Annie Liebovitz smiles

Co-founder and president of private equity firm NCH Capital, philanthropist who has established a literature prize in honor of his father, Sam Rohr, and hundreds of Chabad Houses at universities throughout the world, George Rohr

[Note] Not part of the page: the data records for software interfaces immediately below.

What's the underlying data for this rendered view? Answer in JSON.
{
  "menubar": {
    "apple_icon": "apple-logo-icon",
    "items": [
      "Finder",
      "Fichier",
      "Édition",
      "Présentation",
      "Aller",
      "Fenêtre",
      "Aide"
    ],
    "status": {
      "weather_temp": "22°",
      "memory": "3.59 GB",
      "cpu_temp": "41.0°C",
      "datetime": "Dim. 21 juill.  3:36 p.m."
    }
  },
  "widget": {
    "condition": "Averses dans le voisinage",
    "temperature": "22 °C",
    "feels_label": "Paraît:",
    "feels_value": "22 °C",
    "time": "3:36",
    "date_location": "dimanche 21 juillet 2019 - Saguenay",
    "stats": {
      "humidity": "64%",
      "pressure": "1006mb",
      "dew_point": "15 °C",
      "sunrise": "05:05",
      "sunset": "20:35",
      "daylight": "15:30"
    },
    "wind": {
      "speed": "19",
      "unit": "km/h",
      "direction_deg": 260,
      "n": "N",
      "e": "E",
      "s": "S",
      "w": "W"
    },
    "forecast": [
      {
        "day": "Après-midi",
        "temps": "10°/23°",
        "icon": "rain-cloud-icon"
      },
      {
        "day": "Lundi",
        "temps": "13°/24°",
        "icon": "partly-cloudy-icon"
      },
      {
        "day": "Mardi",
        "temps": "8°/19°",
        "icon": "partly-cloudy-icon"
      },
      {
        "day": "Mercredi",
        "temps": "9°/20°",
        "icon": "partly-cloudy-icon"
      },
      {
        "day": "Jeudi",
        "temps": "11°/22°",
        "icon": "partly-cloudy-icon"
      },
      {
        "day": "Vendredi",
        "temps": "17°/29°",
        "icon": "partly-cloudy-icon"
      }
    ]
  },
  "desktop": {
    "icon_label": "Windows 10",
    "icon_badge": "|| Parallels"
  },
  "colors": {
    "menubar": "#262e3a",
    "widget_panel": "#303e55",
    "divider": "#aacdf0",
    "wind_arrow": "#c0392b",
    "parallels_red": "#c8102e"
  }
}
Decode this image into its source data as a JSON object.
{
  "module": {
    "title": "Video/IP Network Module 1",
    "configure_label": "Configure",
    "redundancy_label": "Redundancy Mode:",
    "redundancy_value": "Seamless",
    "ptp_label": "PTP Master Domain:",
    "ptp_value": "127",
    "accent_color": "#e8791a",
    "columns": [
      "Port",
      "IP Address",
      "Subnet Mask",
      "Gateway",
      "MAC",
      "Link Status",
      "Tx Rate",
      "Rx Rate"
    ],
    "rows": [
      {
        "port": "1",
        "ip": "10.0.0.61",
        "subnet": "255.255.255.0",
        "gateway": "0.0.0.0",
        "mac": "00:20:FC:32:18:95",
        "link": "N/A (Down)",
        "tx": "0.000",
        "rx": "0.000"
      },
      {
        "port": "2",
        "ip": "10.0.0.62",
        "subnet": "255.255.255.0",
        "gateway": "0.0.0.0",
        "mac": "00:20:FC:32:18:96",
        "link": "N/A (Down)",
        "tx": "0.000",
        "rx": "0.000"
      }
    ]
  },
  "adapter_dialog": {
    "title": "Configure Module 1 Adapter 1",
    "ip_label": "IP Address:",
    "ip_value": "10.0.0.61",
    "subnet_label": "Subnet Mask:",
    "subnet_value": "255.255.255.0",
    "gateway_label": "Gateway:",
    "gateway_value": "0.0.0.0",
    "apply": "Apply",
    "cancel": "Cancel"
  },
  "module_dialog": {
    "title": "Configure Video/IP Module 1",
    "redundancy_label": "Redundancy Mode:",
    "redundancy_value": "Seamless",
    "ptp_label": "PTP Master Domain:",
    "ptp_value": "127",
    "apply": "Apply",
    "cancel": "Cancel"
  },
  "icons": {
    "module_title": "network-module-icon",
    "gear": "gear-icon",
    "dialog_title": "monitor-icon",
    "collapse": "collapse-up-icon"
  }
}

Former U.S. ambassador to Denmark, he financed the visitors center at the Touro Synagogue in Newport, R.I., John Langeloth Loeb… Former lord chief justice and president of the Courts of England and Wales, Baron Harry Kenneth Woolf… Retired professor at NYU’s Center for Global Affairs, journalist, international negotiator and private consultant, Alon Ben-Meir… Author of 23 books and conservative political activist, Alan Merril Gottlieb… U.S. senator (D-VT) since 2023, Peter Welch… Former member of the Texas Senate, she was born in NYC to Holocaust survivor parents, Florence Shapiro … Former USAID contractor imprisoned by Cuba from 2009 to 2014, Alan Phillip Gross… Former under secretary of state for public diplomacy following a stint as managing editor of Time magazine, Richard Allen “Rick” Stengel… Member of the New York State Assembly since 2010, he was previously a member of the NYC Council and former deputy superintendent of the NYS Banking Commission, David Weprin… Former U.S. secretary of commerce in the Obama administration, she is on the board of Microsoft, Penny Sue Pritzker… Partner at Wachtell, Lipton, Rosen & Katz, she is active on many nonprofit boards including Penn Law School and the Jewish Federations of North America, Jodi J. Schwartz… Television writer and reality television personality, Richard G. Rosner… Rear admiral in the Israel Defense Forces (reserves), he served as the commander of the Israeli Navy, Ram Rothberg… Director of the Chabad Center in Bratislava, Slovakia, Rabbi Baruch Myers… Founder and CEO of Shutterstock, Jonathan E. Oringer… Israeli writer known for his novels, essays and philosophical work, Yaniv Iczkovits… SVP of Drumfire Public Affairs following four years as deputy chief of staff to then-Maryland Gov. Larry Hogan, Stephen Schatz… D.C.-based CBS News correspondent, Julianna Goldman… Podcast host and founder and president of ETS Advisory, Emily Tisch Sussman… Judicial law clerk at the USDC in Seattle, Gabe Cahn… Deputy executive director at Cornell Hillel, Susanna K. Cohen… Running back for the NFL’s Green Bay Packers, A. J. Dillon